Much of the talk of housing affordability is just stupid politics.
Because of rocketing prices, purchasing a house in Sydney is harder than in the 17% interest years in the late 80s; we are witnessing the highest rate of bankruptcies since the boom times just before the last recession, piling truth into Keatings infamous characterisation of “the recession we had to have.”
As usual, Ross Gittens in the Herald has given a clear, succinct outline of the current situation. This involves differentiating between price rises in areas of high demand – close to the city, beaches and harbour – versus falling prices on the city fringes. Within the context of orthodox economics, it's simple supply and demand, of course. Subsidising first home buyers, extracting from superannuation for housing, and sharing equity with either banks or government are more like good politics than good policy, and all fuel price rises. Not that he presents especially useful policy for goverment, more that he debunks the bad.

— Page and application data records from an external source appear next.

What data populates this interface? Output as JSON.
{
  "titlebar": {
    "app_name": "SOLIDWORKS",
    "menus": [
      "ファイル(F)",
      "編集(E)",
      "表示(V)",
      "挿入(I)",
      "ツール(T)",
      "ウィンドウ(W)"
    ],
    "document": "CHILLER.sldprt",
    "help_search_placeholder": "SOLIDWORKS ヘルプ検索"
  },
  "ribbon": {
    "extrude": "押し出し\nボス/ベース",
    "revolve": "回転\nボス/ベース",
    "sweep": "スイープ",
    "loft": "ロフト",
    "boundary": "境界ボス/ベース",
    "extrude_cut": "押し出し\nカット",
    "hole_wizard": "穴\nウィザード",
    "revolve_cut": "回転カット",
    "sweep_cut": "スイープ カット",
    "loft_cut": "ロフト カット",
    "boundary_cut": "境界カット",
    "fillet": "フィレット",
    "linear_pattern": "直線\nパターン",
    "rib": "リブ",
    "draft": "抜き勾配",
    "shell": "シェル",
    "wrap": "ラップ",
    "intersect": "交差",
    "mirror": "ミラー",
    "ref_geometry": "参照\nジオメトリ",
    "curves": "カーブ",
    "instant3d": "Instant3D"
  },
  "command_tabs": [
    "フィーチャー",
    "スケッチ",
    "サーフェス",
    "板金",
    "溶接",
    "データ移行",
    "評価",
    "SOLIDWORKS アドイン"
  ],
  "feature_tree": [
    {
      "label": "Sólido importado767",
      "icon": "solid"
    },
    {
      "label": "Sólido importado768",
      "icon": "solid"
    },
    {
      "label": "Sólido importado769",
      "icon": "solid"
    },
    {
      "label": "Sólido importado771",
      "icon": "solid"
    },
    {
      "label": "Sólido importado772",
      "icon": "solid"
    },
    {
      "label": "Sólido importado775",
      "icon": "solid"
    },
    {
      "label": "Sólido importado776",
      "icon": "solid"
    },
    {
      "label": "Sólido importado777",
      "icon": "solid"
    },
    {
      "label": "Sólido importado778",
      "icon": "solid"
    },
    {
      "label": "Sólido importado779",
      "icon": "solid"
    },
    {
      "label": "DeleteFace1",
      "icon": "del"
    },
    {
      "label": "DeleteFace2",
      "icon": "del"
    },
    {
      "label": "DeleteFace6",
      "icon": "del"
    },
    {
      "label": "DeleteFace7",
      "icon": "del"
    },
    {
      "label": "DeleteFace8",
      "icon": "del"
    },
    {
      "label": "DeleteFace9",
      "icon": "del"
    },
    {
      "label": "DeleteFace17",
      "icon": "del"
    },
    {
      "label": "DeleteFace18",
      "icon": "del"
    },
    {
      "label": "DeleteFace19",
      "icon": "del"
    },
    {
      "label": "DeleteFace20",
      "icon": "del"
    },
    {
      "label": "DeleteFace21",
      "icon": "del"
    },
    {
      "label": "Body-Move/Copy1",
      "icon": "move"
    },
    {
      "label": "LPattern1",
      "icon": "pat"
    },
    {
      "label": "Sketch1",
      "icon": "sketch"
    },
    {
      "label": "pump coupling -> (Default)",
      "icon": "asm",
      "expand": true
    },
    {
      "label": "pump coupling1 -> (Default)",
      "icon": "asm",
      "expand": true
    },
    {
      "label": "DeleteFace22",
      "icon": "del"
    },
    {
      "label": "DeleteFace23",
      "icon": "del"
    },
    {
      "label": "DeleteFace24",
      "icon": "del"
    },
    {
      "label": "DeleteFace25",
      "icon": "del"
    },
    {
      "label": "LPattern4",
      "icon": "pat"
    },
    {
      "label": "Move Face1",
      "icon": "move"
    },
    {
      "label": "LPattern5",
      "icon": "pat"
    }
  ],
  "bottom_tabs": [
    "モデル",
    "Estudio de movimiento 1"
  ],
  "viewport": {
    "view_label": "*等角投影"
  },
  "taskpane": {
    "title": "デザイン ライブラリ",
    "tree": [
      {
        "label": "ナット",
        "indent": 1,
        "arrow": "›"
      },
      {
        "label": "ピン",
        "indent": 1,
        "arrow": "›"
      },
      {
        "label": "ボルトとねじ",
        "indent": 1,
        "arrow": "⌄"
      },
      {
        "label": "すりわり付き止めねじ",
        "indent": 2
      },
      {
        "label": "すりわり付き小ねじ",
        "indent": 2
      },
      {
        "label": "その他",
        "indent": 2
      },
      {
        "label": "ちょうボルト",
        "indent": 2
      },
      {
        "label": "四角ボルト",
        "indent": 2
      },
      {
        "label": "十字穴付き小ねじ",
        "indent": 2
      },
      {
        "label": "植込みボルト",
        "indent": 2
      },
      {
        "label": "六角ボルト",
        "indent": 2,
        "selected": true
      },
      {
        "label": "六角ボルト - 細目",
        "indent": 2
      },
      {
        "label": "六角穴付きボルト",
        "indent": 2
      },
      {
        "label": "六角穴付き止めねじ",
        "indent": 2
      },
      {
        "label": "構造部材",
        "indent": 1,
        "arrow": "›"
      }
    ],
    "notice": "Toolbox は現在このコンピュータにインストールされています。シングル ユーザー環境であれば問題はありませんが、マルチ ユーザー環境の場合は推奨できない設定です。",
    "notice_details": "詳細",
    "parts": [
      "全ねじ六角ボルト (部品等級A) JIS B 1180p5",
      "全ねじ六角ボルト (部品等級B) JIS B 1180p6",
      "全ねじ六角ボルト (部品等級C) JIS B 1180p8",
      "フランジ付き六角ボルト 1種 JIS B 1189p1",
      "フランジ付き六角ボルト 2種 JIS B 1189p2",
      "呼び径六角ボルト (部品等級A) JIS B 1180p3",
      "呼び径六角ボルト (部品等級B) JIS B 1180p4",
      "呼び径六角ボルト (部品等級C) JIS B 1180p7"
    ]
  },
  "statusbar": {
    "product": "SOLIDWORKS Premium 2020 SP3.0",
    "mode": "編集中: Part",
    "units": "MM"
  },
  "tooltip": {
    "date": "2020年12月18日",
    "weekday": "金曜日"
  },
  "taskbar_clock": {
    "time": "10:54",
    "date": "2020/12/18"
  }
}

Gittens: “...here's the point so many people find hard to understand: anything you could do to make it easier for people to afford to pay the existing prices is likely to prove counterproductive.”
Read the article.